It is no exageration to say that we live in a completely "disposable" society. Remember when mom used to wash out ziploc bags and dry them over the kitchen faucet? or save and reuse aluminum foil? I gasp now to think about it. With paper plates, and swiffer dusters, disposable diapers...shoot we don't have to reuse a thing! I can remember when old socks became dust clothes, and washing out dirty diapers in my earliest babysitting jobs was par for the course. I find myself thinking that many products like clothing, and furnishings, and well, just about everything are made to be disposable nowadays...just not made to last for long.
When John and I were first married, he seemed shocked that I threw out a pair of his holey socks rather than mend them like his mom (mother of 12) would have done. I laughed and said...the only darning I'll do is when I throw them in the trash and scoff "Those DARN socks have a hole in them!" He didn't much see the humor.
As mom to 10 now, my thinking has changed slightly over the years. You see, having this big family has done many things for me, not the least of which is foster a keener awareness of the value of a dollar, and how far we can stretch it. Don't get me wrong...there are times when I'd rather throw an extra 10 pack of socks in my Walmart cart, than sit and take the time to darn socks...but sometimes, time wins out. Other times it has nothing to do with money, but about the effort and love that goes into it.
Tonight Sam was gearing up for his tournament baseball game. He walked through the kitchen with his game shirt tucked neatly into his belted baseball pants; hat just so; tall black socks; a total look that said this boy means business...except wait...what's that?? A big toe peaking through the end of his sock, and about to be tucked into his cleats. (sound of screaching brakes!) Hold it right there!! I asked him if I could fix them for him...it would just take a couple minutes. He grinned from ear to ear. "Really? You can do that?" he asked. Of course, I'd be glad to. (okay, so I briefly cursed under my breath about the fact that this single pair of black baseball socks cost more than the 10-packer of white sweat socks from Walmart...and that they just don't make things to last nowadays. But, I digress.)

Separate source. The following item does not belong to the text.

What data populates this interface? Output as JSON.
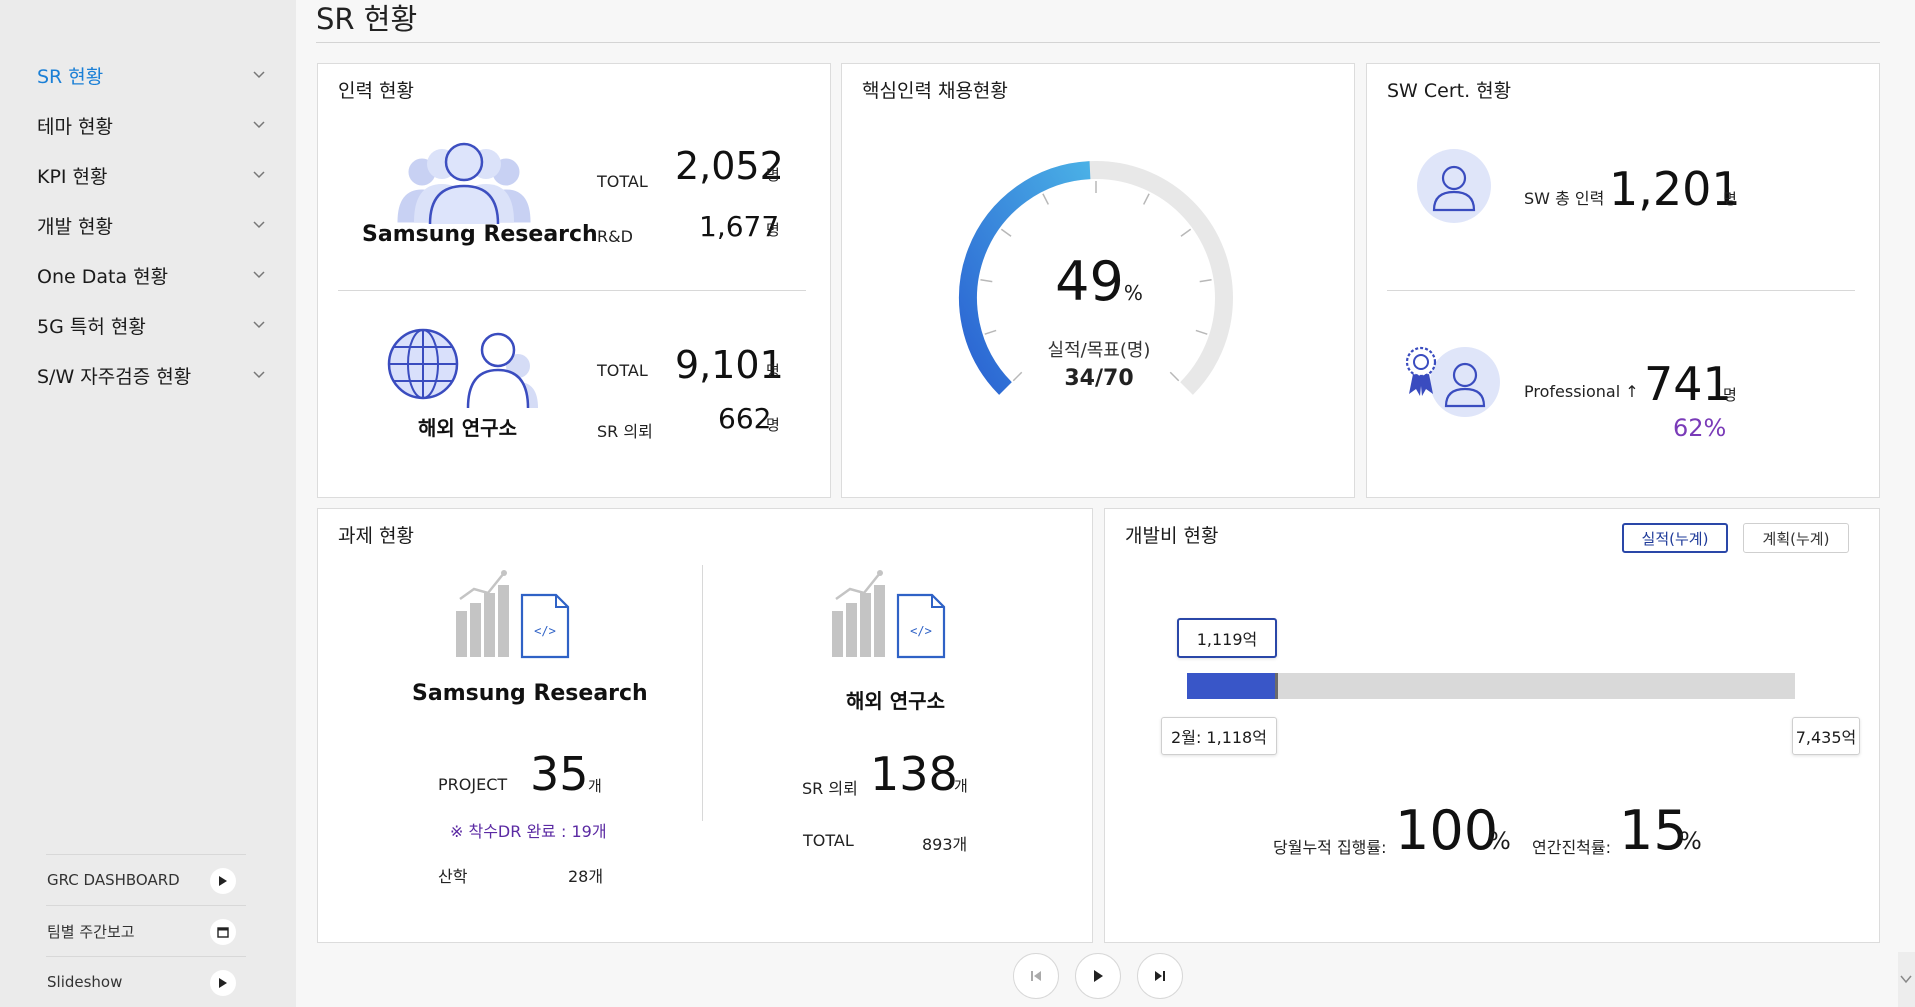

He pulled off one sock, and in just a matter of minutes he had a mended sock that could corral even the wildest big toe. All the while I stitched, little Lucy watched and asked "Why mom? Why?"

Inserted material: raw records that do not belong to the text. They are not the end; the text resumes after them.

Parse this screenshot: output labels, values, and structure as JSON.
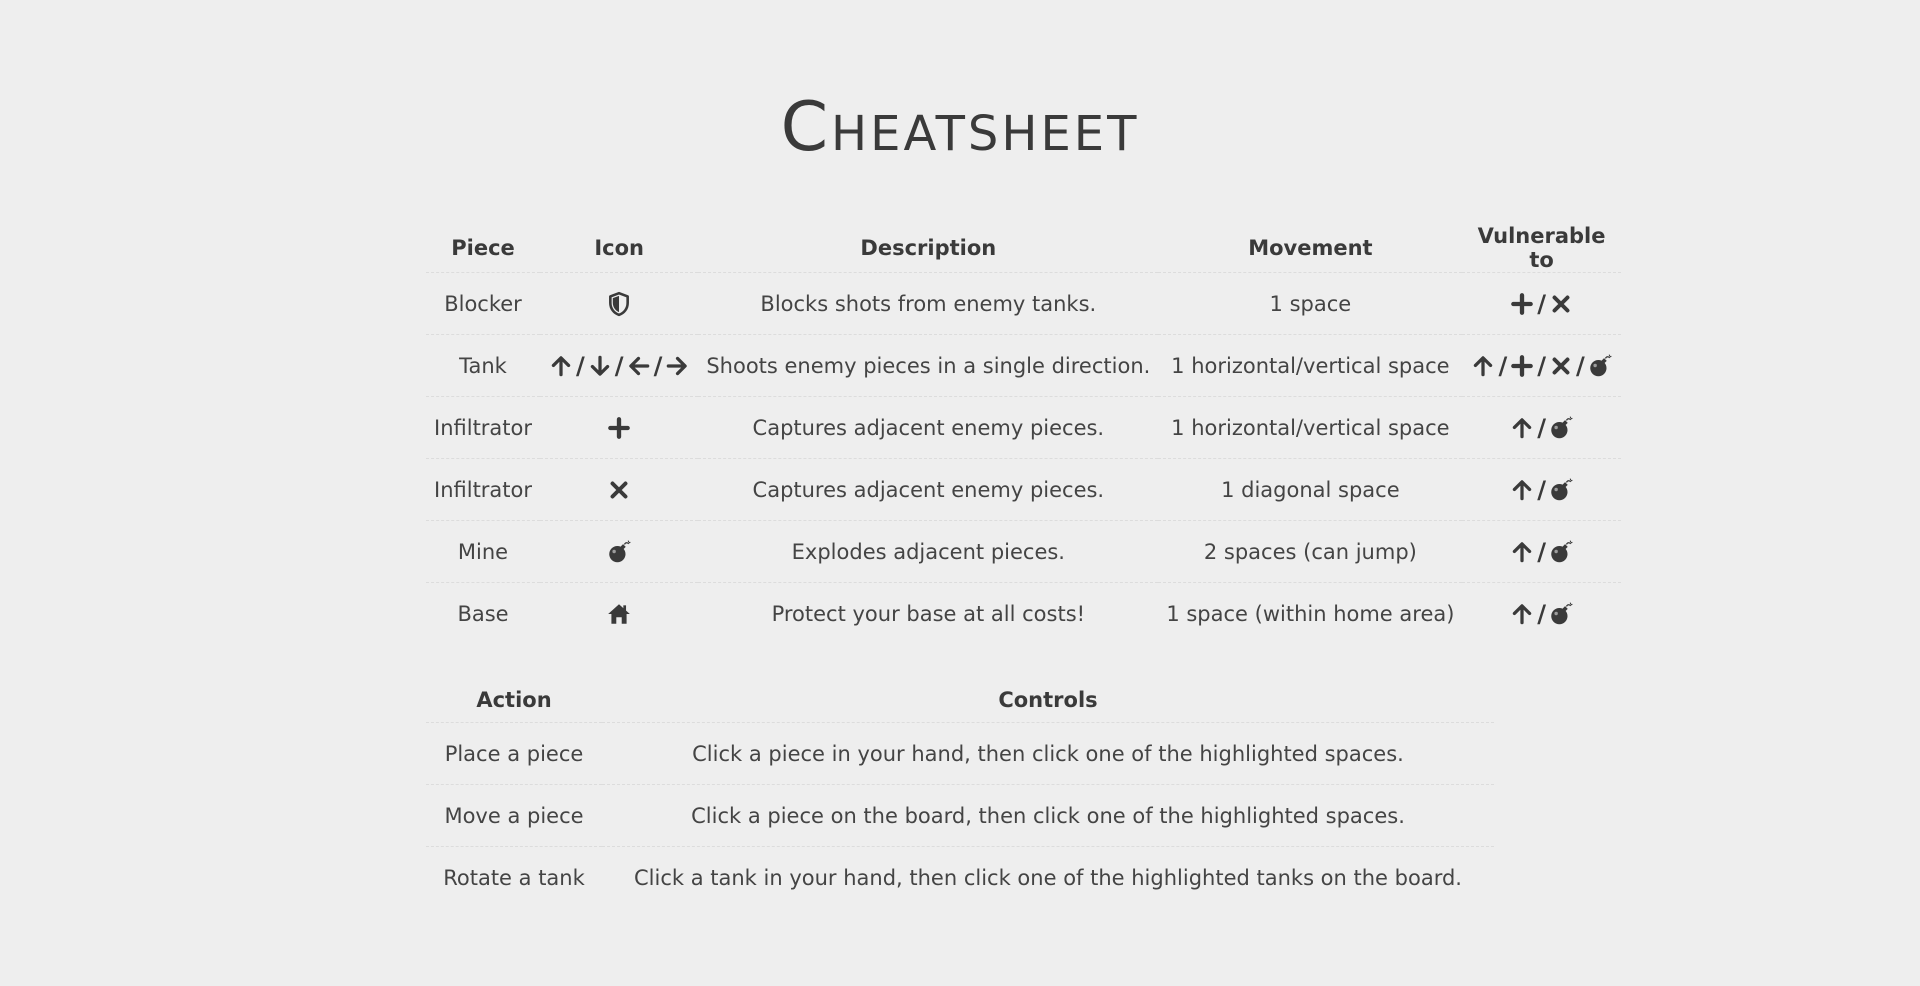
{
  "title": "Cheatsheet",
  "pieces_table": {
    "headers": [
      "Piece",
      "Icon",
      "Description",
      "Movement",
      "Vulnerable to"
    ],
    "rows": [
      {
        "piece": "Blocker",
        "icons": [
          "shield-icon"
        ],
        "description": "Blocks shots from enemy tanks.",
        "movement": "1 space",
        "vulnerable": [
          "plus-icon",
          "x-icon"
        ]
      },
      {
        "piece": "Tank",
        "icons": [
          "arrow-up-icon",
          "arrow-down-icon",
          "arrow-left-icon",
          "arrow-right-icon"
        ],
        "description": "Shoots enemy pieces in a single direction.",
        "movement": "1 horizontal/vertical space",
        "vulnerable": [
          "arrow-up-icon",
          "plus-icon",
          "x-icon",
          "bomb-icon"
        ]
      },
      {
        "piece": "Infiltrator",
        "icons": [
          "plus-icon"
        ],
        "description": "Captures adjacent enemy pieces.",
        "movement": "1 horizontal/vertical space",
        "vulnerable": [
          "arrow-up-icon",
          "bomb-icon"
        ]
      },
      {
        "piece": "Infiltrator",
        "icons": [
          "x-icon"
        ],
        "description": "Captures adjacent enemy pieces.",
        "movement": "1 diagonal space",
        "vulnerable": [
          "arrow-up-icon",
          "bomb-icon"
        ]
      },
      {
        "piece": "Mine",
        "icons": [
          "bomb-icon"
        ],
        "description": "Explodes adjacent pieces.",
        "movement": "2 spaces (can jump)",
        "vulnerable": [
          "arrow-up-icon",
          "bomb-icon"
        ]
      },
      {
        "piece": "Base",
        "icons": [
          "home-icon"
        ],
        "description": "Protect your base at all costs!",
        "movement": "1 space (within home area)",
        "vulnerable": [
          "arrow-up-icon",
          "bomb-icon"
        ]
      }
    ]
  },
  "actions_table": {
    "headers": [
      "Action",
      "Controls"
    ],
    "rows": [
      {
        "action": "Place a piece",
        "controls": "Click a piece in your hand, then click one of the highlighted spaces."
      },
      {
        "action": "Move a piece",
        "controls": "Click a piece on the board, then click one of the highlighted spaces."
      },
      {
        "action": "Rotate a tank",
        "controls": "Click a tank in your hand, then click one of the highlighted tanks on the board."
      }
    ]
  },
  "colors": {
    "background": "#eeeeee",
    "text": "#3a3a3a",
    "divider": "#dcdcdc"
  }
}
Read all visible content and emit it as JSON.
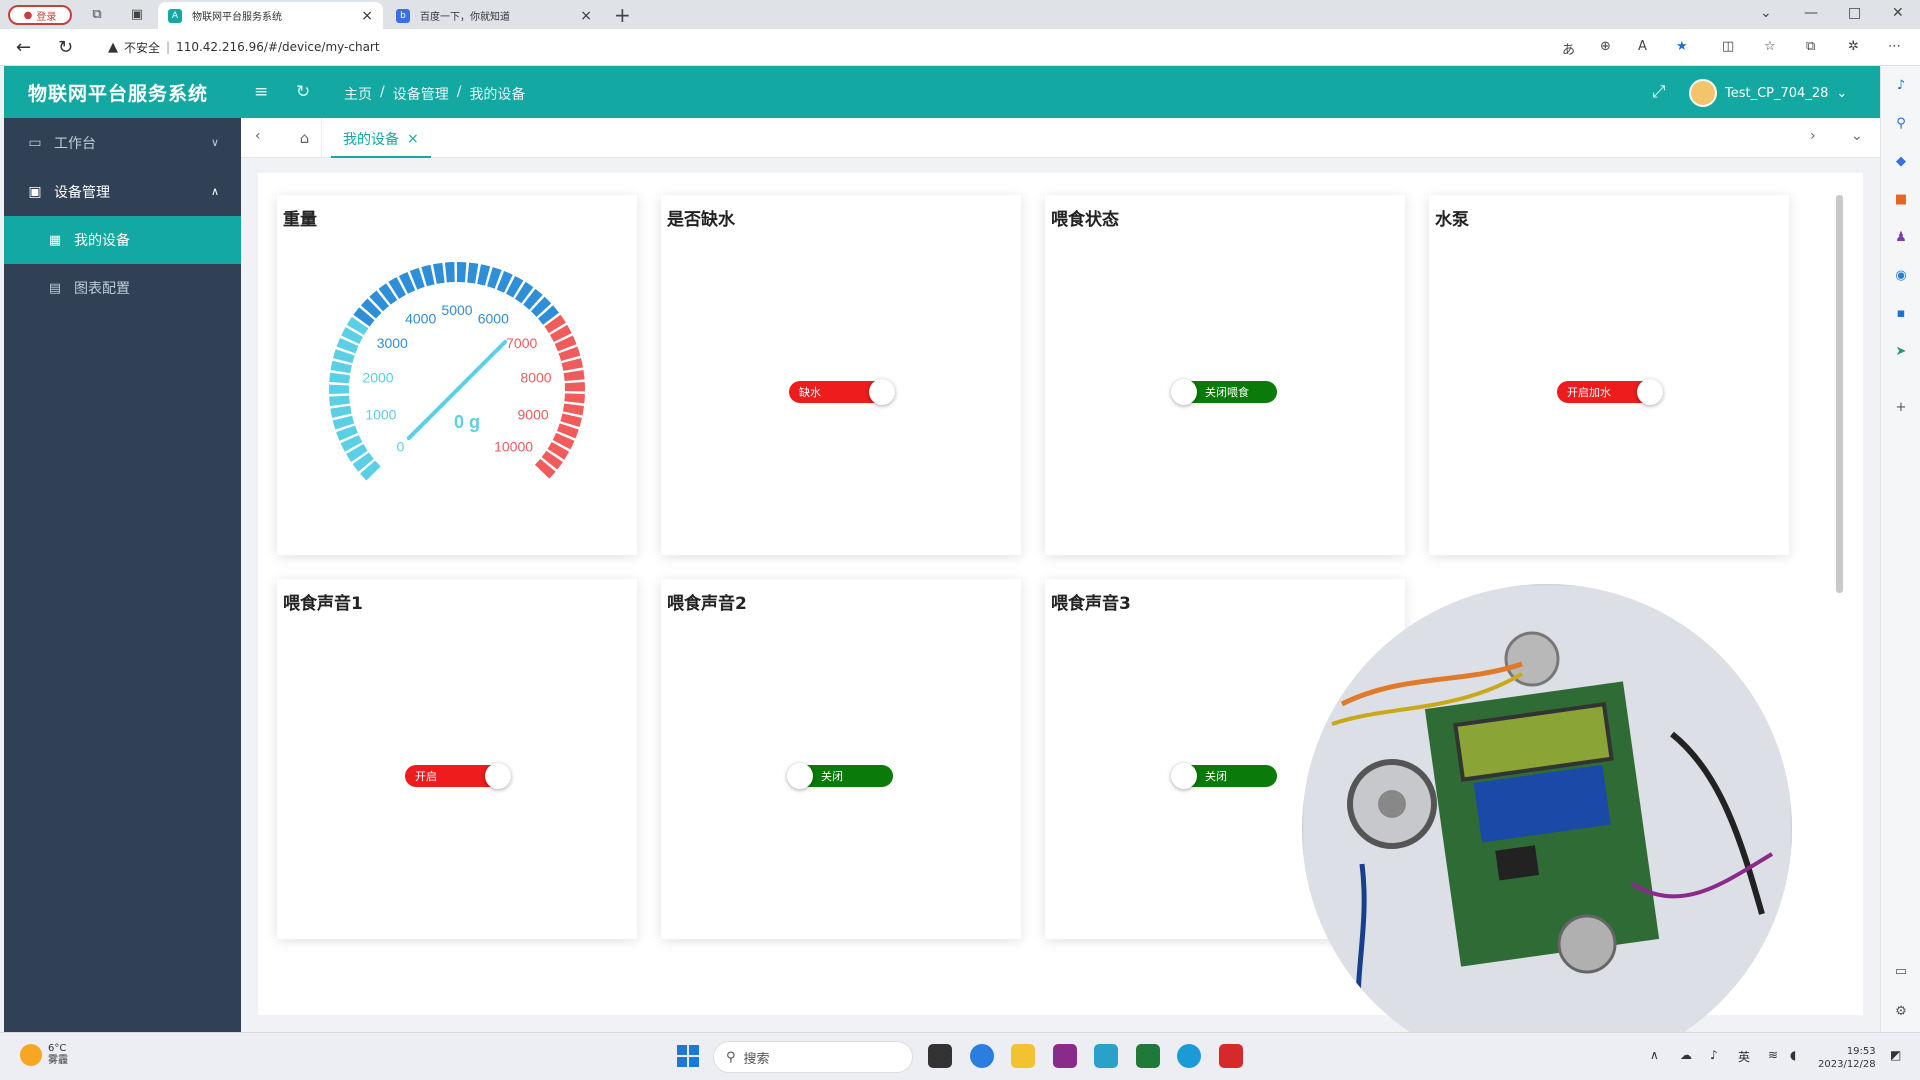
{
  "browser": {
    "login_label": "登录",
    "tabs": [
      {
        "title": "物联网平台服务系统",
        "active": true
      },
      {
        "title": "百度一下，你就知道",
        "active": false
      }
    ],
    "security_label": "不安全",
    "url": "110.42.216.96/#/device/my-chart"
  },
  "app": {
    "title": "物联网平台服务系统",
    "breadcrumb": [
      "主页",
      "设备管理",
      "我的设备"
    ],
    "user": "Test_CP_704_28"
  },
  "sidebar": {
    "items": [
      {
        "label": "工作台",
        "expanded": false
      },
      {
        "label": "设备管理",
        "expanded": true,
        "children": [
          {
            "label": "我的设备",
            "active": true
          },
          {
            "label": "图表配置",
            "active": false
          }
        ]
      }
    ]
  },
  "tagsview": {
    "active_tag": "我的设备"
  },
  "gauge": {
    "title": "重量",
    "value": 0,
    "unit": "g",
    "readout": "0 g",
    "min": 0,
    "max": 10000,
    "ticks": [
      "0",
      "1000",
      "2000",
      "3000",
      "4000",
      "5000",
      "6000",
      "7000",
      "8000",
      "9000",
      "10000"
    ],
    "colors": {
      "low": "#5bcfe3",
      "mid": "#2e8ed8",
      "high": "#f05b5b"
    }
  },
  "cards": [
    {
      "title": "是否缺水",
      "state": "on",
      "label": "缺水"
    },
    {
      "title": "喂食状态",
      "state": "off",
      "label": "关闭喂食"
    },
    {
      "title": "水泵",
      "state": "on",
      "label": "开启加水"
    },
    {
      "title": "喂食声音1",
      "state": "on",
      "label": "开启"
    },
    {
      "title": "喂食声音2",
      "state": "off",
      "label": "关闭"
    },
    {
      "title": "喂食声音3",
      "state": "off",
      "label": "关闭"
    }
  ],
  "colors": {
    "accent": "#13a8a1",
    "sidebar": "#304156",
    "switch_on": "#ee1c1c",
    "switch_off": "#0a7a0a"
  },
  "taskbar": {
    "weather_temp": "6°C",
    "weather_desc": "雾霾",
    "search_placeholder": "搜索",
    "ime": "英",
    "time": "19:53",
    "date": "2023/12/28"
  }
}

"Because we love Sammy," I said.
"And darned socks means love."